Save the Children, an organization which stands by the belief that “every child attains the right to survival, protection, development and participation,” has asked world leaders to leave no child behind with the coming of the 70th United Nations Global Assembly (UNGA) recently held in New York on Sept. 25.
Over the next 15 years, the agency believes that as many as 6,500 lives per day could be saved, totaling 35 million globally over this time span alone. This could be achieved through the implementation of stronger healthcare systems, the provision of free healthcare to mothers and children as well as increasing the number of medically trained workers to aid in caring for sick children.
The Sustainable Development Goals (SDGs) which replaced the Millennium Development Goals (MDGs) set in 2000, offer 17 new initiatives to be met by 2030 — these include ending extreme poverty, providing a better education and healthcare experience, ending violence against children and once and for all tackling malnutrition and preventable child deaths.
World leaders believe now is the time to act due to the “significant and historic window of opportunity” to mobilize and drive these changes forward. The SDGS offer a chance for the UN to pick up where it left off with the MDGs, and end the evident inequalities that still exist.
Today, accomplishments vary across places, with some success but glaring inequalities seen within countries, like the 2 million newborns dying within their first week of life every year or India’s exclusive treatment of diseases.
“The country’s narrow focus on specific diseases, such as HIV, TB and malaria, and population groups, has also created silos that have overlooked the broader needs of health systems,” explains Save the Children.
Even with significant progress made in achieving global goals for education and the number of children out of school falling by almost half since 2000, the MDG of achieving universal primary education has still not been met.
Abongile Sipondo, head of advocacy at Save the Children South Africa, warns that the poorest children who do not receive a primary school education are the most vulnerable — reaching adulthood without the ability to read, write or count, which has a severe impact on their futures.
“Every child has the right to go to school, and South Africa has made significant progress in ensuring that children are attending, with 97 percent of children now registered, but whilst all of the richest children are finishing primary school, 15 percent of the poorest children do not even complete their primary education,” Sipondo says.
Currently, Save the Children states that 30 million people have pledged their support for Action 2015, which included tens of thousands of people worldwide engaging in mass rallies the night before the sustainable development goals were signed.
Time is of the essence for Action 2015, a citizens’ movement which collaborates with “2,000 organizations, networks and coalitions from over 150 countries united by the belief that 2015 is a critical year for progress in the fight against climate change, poverty and inequality,” states Save the Children.

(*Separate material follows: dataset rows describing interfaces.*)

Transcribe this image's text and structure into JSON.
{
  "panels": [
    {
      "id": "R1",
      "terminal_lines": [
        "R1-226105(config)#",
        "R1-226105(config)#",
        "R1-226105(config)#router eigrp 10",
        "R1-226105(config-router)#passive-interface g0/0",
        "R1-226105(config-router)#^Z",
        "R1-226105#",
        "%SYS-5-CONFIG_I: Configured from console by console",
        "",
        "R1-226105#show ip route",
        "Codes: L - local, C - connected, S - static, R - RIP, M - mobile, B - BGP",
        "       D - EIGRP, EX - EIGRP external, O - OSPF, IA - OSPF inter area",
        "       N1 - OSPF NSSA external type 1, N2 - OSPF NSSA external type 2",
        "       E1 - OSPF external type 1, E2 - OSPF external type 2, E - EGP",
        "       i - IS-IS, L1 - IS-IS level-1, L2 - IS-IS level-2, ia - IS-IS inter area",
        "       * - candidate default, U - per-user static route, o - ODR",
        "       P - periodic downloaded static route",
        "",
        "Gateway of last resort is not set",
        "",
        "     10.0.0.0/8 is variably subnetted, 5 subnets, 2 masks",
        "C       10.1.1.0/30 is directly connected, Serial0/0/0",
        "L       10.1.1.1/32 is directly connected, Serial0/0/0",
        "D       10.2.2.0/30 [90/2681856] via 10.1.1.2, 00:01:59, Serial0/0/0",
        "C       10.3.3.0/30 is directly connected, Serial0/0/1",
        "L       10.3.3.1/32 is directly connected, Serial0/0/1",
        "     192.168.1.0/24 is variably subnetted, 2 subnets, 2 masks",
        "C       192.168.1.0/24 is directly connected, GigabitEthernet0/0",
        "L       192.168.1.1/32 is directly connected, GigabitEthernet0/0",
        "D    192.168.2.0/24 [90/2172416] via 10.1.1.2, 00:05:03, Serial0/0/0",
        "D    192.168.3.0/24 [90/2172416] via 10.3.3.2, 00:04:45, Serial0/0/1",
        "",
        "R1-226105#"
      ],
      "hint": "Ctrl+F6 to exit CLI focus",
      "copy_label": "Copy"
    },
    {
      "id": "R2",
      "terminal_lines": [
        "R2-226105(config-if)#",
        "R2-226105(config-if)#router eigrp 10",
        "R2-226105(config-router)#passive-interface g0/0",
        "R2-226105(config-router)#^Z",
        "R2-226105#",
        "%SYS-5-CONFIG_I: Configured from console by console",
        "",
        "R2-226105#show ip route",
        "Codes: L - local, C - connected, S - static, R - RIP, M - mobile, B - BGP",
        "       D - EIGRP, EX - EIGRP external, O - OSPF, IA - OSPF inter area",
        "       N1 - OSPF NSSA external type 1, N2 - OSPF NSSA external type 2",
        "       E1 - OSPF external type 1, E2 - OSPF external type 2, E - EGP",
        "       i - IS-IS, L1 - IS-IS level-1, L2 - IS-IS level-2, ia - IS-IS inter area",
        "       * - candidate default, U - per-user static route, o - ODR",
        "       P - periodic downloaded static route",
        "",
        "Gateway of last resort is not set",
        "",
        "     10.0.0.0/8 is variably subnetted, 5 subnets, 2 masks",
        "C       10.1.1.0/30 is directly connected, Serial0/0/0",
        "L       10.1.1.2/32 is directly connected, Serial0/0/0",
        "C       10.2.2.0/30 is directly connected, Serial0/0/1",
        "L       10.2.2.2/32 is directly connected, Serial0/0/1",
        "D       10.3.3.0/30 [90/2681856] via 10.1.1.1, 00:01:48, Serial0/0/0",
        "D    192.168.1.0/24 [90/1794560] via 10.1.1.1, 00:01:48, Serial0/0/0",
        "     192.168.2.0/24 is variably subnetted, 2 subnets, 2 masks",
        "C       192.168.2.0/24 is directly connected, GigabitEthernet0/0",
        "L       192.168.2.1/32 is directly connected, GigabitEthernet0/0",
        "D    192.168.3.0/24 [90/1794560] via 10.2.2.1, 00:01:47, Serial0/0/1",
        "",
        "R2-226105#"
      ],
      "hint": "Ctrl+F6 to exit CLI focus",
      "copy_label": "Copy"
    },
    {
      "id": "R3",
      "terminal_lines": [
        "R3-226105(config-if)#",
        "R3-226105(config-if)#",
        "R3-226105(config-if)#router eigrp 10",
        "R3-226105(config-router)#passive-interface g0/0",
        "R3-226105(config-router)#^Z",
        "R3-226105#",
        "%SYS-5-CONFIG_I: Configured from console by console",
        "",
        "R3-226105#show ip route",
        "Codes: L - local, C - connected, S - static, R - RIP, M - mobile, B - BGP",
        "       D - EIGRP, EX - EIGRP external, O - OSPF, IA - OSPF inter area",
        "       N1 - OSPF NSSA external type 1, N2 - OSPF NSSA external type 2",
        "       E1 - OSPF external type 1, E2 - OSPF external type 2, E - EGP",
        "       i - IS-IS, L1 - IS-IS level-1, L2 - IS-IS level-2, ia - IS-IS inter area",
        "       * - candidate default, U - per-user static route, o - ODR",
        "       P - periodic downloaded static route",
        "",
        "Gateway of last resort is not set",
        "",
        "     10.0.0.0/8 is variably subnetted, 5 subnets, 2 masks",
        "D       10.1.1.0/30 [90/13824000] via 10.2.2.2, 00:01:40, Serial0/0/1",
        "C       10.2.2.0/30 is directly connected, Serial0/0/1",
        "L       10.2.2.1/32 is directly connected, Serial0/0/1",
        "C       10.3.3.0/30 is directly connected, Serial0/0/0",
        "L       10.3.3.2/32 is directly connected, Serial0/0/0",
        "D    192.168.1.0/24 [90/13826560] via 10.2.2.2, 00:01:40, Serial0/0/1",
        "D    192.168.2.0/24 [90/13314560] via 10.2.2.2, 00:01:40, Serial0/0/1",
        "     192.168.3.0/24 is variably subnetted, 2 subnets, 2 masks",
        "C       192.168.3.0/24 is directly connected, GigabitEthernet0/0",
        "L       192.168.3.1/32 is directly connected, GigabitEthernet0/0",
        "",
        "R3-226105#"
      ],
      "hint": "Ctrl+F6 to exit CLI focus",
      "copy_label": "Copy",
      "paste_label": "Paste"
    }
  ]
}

For more information on how to become involved and help in the quest to end inequality, check out Action 2015’s website.
– Nikki Schaffer